2. Establish rules for personal use. While some practices allow unlimited personal use of corporate-owned cell phones, you’ll have to decide what’s best for your business. If you choose to allow company phones to be used for personal use, be specific. Does that include loaning the phone to your spouse or child for a weekend trip? Clearing up those issues beforehand can avoid misunderstandings later on. Also be sure to touch base with your accountant to see if there are any potential legal ramifications for your business regarding the personal use of cell phones.

3. Proactively control overage costs. If you don’t have unlimited usage plans, then make your staff abundantly aware of the number of minutes available to them per month. Ask your salesperson if they allow “minute pooling,” which allows minutes that go unused by one person on your account to be used by others on your account, reducing the risk of incurring overage costs.

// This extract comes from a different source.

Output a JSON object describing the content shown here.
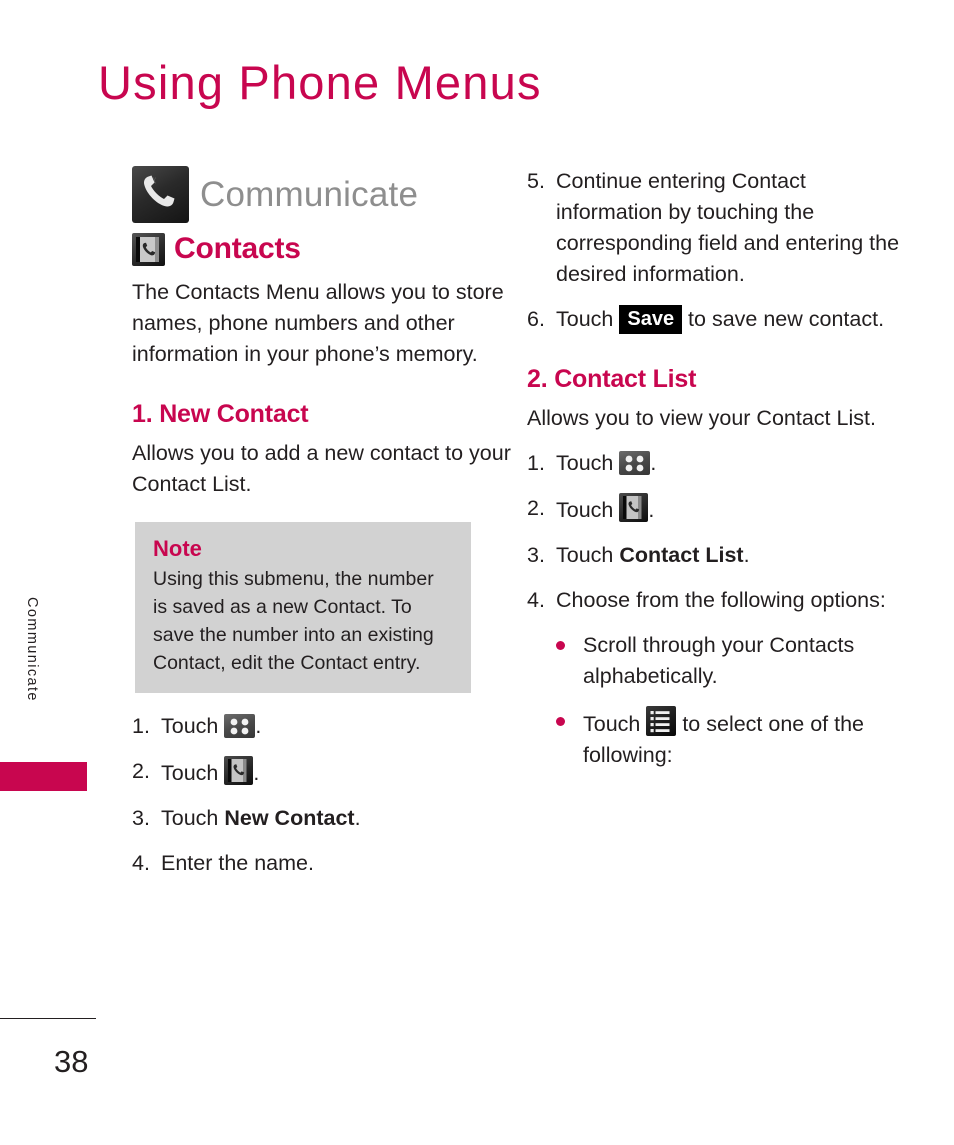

4. Prepare for breakage. I once worked in a practice in which a technophile physician was so angry that our company policy would not upgrade him to the latest version of a cell phone, he maliciously slammed his existing phone in a car door to destroy it. Much to his chagrin, our practice had bought spare “cold storage” phones of our discontinued model before they became unavailable, which we used to replace broken phones. I’ve also been handed phones that have taken a dip in the Atlantic Ocean and were fished out of toilets. Accept the fact that damage will occur and then weigh the pros and cons of purchasing insurance. Also ask your sales reps if they will sell you “cold storage” phones as spares.

5. Diversify your options. “Data plans” - the term cell phone vendors use to refer to packages that offer e-mail and Internet usage - are not considered desirable by every physician. Some physicians live and die by their e-mail-connected devices, while others keep it simple, only turning their phones on to return pages. To keep things fair, consider working out “a la carte” pricing, allowing physicians who wish to pay a premium for a data plan to have that option. As a side note, be sure to ask about text messaging rates as well.

6. Establish “travel rules.” In all cases, but especially if your cell carrier is a regional one, you must establish a policy that requires all physicians to notify your practice before taking their corporate phones on business trips or personal vacations where they might incur roaming charges. In some cases, it may be cheaper to purchase a one-month, prepaid phone from a national carrier. When traveling abroad, users should consult their carriers plenty of time before their trip to determine if their phones will even work in their destination country and what charges will be incurred. (International travel is rarely covered by standard phone plans.) You may be better off using a reputable international cell phone rental company.

7. Leverage your buying power. Allowing individual physicians to go out and purchase the phones and plans of their choice and then individually reimbursing them will add to your accounting headaches and throw away any group buying power you may have. While the kid at the mall’s cell phone kiosk will tell you they don’t give discounts, don’t believe him.

Contact three carriers and ask for a business sales representative. Ask each one to provide you with a two-day loaner phone to try out, and determine for yourself what coverage you have in your area. Then ask each vendor still in the running for a written bid for the number of phones you desire for one-, two-, and three-year contract terms. (Some vendors will balk at a short contract, but try to push for it.) Ask your potential carriers to calculate all costs incurred for using their phones, including taxes, fees, and detailed billing charges.

Following these simple steps can save you money and avoid unnecessary unpleasantness regarding your company’s cell phone solution.

Jonathan McCallister has worked in healthcare IT management for more than eight years and in general IT management for more than a decade. He can be reached via abeckel@physicianspractice.com.


This article originally appeared in the June 2008 issue of Physicians Practice.